I look forward to participating in this forum and getting all the "answers to life" addressed.

Many thanks!
Rich

Nothing wrong with your set or DVD player. A 16:9 TV gives you an aspect ratio of 1.78:1. There are lots of movies (most notably Lord of the Rings) that were shot in 2.35:1 anamorphic, hence the bars on the top and bottom. You can stretch it to fill the screen, but everyone looks sort of tall and thin. Same deal viewing a 4:3 picture on 16:9 screen- stretch it to fill the screen and everyone looks short and fat.

Jimbos
07-29-2005, 05:14 AM
rode2005,

You sound like you are already convicted to leaving D* for cable.
If this is so, then go ahead, ....

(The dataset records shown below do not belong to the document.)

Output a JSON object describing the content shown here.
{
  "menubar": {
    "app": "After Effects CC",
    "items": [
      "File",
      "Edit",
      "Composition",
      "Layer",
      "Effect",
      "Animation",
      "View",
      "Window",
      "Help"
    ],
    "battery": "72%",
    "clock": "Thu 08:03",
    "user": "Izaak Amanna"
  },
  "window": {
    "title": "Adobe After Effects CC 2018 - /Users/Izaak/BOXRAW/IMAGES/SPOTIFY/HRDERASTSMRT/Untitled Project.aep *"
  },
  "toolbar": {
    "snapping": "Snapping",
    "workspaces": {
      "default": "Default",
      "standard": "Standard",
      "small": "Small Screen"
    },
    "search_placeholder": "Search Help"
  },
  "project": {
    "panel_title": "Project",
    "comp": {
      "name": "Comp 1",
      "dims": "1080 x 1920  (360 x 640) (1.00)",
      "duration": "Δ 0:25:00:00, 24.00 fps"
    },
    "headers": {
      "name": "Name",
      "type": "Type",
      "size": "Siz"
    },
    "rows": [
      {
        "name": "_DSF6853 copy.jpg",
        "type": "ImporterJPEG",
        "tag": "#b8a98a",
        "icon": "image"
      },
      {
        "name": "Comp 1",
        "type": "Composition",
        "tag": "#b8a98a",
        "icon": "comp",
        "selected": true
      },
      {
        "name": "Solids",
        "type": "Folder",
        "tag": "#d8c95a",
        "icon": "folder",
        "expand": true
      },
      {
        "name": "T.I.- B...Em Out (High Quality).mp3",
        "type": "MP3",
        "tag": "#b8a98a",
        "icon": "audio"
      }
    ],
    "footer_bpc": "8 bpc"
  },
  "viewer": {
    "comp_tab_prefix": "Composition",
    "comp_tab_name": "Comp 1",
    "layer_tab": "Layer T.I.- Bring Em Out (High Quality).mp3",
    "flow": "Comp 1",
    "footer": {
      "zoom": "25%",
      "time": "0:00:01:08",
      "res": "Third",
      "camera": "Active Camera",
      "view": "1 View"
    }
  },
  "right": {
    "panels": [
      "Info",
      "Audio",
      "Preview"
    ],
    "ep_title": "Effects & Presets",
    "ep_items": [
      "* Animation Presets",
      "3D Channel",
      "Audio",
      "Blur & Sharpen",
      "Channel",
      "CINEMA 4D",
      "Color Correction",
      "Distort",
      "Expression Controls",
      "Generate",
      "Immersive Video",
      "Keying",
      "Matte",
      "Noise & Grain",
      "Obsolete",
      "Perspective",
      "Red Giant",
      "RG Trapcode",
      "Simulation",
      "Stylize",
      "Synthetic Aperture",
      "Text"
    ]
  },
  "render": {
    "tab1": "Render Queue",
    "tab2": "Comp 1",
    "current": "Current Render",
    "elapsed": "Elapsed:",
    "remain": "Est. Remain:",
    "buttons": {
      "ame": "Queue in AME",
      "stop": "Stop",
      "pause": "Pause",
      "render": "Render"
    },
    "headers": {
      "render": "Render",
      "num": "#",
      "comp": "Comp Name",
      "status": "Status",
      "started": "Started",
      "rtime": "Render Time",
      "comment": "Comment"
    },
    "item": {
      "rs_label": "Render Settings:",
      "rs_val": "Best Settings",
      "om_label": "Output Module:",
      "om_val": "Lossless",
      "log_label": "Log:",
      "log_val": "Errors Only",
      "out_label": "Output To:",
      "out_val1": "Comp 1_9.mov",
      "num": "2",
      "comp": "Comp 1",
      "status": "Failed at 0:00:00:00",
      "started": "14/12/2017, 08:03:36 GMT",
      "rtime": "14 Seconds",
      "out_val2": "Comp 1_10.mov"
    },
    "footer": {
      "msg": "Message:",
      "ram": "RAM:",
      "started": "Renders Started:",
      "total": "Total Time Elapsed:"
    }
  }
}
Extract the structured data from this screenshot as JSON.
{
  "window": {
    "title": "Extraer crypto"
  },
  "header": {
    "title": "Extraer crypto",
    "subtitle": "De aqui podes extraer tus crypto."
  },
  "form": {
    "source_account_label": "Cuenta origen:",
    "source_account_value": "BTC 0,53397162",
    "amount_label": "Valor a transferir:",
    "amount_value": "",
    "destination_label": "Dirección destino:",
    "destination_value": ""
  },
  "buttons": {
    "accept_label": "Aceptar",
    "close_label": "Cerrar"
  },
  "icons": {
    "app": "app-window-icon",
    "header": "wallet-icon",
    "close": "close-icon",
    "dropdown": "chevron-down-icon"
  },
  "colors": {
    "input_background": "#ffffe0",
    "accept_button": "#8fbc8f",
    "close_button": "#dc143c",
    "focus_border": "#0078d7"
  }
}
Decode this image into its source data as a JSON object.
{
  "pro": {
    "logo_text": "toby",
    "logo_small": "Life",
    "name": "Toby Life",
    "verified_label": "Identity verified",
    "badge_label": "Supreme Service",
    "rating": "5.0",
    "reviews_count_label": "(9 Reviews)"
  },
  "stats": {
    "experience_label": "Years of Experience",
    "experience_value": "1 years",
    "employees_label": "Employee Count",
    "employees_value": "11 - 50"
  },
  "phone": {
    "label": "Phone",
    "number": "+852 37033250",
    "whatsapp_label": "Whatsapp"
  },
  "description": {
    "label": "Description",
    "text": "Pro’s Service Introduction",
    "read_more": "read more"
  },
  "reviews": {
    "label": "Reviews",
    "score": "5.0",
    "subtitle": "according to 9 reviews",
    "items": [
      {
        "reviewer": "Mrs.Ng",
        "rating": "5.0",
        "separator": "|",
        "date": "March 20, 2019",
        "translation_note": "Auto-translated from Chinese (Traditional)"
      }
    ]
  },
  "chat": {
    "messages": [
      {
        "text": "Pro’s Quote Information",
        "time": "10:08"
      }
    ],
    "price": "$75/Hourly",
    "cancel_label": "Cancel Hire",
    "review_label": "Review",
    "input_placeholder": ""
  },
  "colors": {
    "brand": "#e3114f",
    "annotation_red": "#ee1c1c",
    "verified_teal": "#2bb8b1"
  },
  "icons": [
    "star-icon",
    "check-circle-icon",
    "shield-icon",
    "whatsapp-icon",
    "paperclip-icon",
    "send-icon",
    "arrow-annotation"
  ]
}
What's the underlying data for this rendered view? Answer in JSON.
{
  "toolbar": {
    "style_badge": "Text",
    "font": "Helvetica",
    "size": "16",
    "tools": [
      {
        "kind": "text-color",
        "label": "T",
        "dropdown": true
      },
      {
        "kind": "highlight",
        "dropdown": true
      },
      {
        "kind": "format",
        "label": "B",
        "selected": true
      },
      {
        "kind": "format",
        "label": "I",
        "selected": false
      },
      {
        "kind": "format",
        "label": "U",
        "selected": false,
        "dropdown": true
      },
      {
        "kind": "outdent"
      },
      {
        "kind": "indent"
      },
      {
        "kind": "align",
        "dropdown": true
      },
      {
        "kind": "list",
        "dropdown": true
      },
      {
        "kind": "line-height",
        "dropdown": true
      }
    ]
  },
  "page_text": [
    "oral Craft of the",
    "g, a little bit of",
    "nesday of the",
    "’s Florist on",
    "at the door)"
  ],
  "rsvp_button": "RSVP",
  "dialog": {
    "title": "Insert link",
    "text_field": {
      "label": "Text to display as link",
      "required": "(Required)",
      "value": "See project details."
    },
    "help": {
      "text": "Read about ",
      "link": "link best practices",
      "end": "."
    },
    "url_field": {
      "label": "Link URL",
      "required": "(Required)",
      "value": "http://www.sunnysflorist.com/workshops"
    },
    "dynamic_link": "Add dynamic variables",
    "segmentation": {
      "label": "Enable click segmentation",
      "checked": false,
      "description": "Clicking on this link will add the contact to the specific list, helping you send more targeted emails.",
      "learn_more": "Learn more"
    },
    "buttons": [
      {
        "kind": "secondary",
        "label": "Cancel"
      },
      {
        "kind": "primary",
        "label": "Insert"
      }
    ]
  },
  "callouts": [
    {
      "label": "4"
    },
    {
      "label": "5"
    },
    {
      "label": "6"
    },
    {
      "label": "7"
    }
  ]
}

However if as you mentioned , D* has an excellent picture when it comes in , then CALL D* and have them send a tech out and refocus your dish.

The only reason you should lose your signal if installed correctly, is if there is a extremely bad storm coming soon.. thats it !!!

I only lose signal once in a great while, the dish needs to be pointed for the optimum signal strength, some installers find a decient signal and run...

I personally like it, because if I am starting to lose signal I know in about 20 minutes I will have a da*n good storm to watch.

Also, I get signal back long before the storm arrives ...

Keep in mind, when you rent the equipment from the local cable company, that $ 7 you were quoted will ALWAYS be there, and going up with every price increase, the local in my area charges for the equipment monthly and $15 for HD programming.
Did you inquire as to how much your cable company charges additional for the HD tier.
This is actually why I don't have cable, because over the long haul, D* is cheaper.

I will have the cost of equipment for D* paid off and you would still be paying..

Also, rumor has it D* will upgrade for FREE or a very reasonable price so the HD receiver you may buy WILL NOT be obsolete.

I am looking forward to the MPEG 4 technology :) I just wish it would be here before the football season.

Bring on the equipment , my Sony 60 XBR is waiting to see D* programming that looks simular to my OTA.

Anyways, think it over before you jump and make sure you get your dish aligned .


Jimbo

AirCav
07-29-2005, 07:54 AM
I have DirectTv and a TIVO, OTA HD and Comcast Digital Cable with HD. Quite frankly, I choose Comcast due to the wide vareity of HD available and the cost which is reasonable in my view, Yes I pay a monthy fee but I do not have the upfront costs and can change at any time if and when DirecTv comes out with a reasonably priced and solid HD offering, or some new technology comes along. By solid I mean quantity and a clear direction for equipment and broadcast standards.

As to PQ, I agree that overall DirecTv has a better picture, but Comcast is close. For me the enhanced Tivo I have is the main reason I stick with DirecTv, plus I have subscribed for many years.

rode2005
07-29-2005, 09:20 PM
Thanks for the replies and the information and suggestions!

For the record, according to Adelphia (the cable company), the HD programming is FREE (if one subscribes to the digital cable). The $7.95 monthly fee is ALL I'll have to pay for HD. No cash outlay for equipment and NO monthly programming fee. Even the monthly RENTAL fee is less expensive than the monthly programming fee from DirecTV.

An added benefit of renting versus owning (in my opinion) is that if something goes wrong with the receiver, I merely call the cable company and they give me another free. Sort of like a lifetime warranty.

As I wrote earlier, I WILL carefull check out the picture once the cable is hooked up (even before the technician leaves). If the pic is not excellent, I'll cancel the install and resume my DirecTV.

I'd like to start a new thread soliciting advice as to what to watch for when the cable pic is first displayed - there must be some tricks or tips people could share to help me check out the image or signal quality of the cable.

Many thanks to all!